--- Entries shown ---
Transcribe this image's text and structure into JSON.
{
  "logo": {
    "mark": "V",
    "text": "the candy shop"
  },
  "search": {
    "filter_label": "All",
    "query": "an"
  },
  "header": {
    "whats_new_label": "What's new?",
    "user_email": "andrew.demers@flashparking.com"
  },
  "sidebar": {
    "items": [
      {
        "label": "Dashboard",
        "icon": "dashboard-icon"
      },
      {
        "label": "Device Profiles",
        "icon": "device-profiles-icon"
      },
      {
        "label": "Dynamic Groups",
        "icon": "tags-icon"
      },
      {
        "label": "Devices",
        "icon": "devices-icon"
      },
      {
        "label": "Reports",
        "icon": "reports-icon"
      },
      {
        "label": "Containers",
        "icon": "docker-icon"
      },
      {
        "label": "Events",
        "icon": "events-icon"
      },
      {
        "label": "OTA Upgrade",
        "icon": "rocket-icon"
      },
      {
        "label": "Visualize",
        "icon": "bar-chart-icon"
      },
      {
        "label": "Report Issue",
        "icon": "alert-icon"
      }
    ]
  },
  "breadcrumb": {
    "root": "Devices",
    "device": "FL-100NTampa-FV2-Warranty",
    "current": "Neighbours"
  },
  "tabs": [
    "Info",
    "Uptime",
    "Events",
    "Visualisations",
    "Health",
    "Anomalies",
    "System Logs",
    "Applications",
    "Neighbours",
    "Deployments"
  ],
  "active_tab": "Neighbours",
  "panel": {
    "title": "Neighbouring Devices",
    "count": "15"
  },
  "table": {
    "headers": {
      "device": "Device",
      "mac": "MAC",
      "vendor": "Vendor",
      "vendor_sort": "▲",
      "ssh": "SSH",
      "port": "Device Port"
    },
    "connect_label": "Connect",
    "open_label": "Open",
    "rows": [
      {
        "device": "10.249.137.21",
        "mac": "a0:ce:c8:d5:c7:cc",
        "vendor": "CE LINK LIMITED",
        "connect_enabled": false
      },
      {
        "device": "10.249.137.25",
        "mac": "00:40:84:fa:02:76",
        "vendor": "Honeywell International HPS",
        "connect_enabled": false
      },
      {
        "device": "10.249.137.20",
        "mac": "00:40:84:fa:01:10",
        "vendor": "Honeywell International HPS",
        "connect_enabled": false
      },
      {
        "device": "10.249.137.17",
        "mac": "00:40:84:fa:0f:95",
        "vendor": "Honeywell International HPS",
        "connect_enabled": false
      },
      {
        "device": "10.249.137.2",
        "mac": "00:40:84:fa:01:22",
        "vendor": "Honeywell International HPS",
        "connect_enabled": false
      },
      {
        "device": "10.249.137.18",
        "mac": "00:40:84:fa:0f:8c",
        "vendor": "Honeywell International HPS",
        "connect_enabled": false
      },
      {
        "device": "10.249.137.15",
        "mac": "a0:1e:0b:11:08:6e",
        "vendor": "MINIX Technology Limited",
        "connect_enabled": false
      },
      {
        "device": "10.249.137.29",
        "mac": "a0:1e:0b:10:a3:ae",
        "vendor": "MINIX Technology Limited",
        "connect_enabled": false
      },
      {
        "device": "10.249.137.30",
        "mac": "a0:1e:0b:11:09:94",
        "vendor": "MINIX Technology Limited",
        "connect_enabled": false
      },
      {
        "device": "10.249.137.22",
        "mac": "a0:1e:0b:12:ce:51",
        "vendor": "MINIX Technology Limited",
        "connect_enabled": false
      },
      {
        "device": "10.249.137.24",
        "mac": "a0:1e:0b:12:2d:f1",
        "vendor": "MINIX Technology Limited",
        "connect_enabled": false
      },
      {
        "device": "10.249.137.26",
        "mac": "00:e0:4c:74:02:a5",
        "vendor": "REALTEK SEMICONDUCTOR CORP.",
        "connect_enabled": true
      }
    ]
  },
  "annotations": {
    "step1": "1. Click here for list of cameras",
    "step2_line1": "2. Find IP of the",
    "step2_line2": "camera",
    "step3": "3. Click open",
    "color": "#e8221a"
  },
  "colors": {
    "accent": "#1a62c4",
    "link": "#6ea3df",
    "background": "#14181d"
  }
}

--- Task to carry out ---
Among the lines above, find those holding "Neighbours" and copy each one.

--- Reply to the exercise ---
    "current": "Neighbours"
    "Neighbours",
  "active_tab": "Neighbours",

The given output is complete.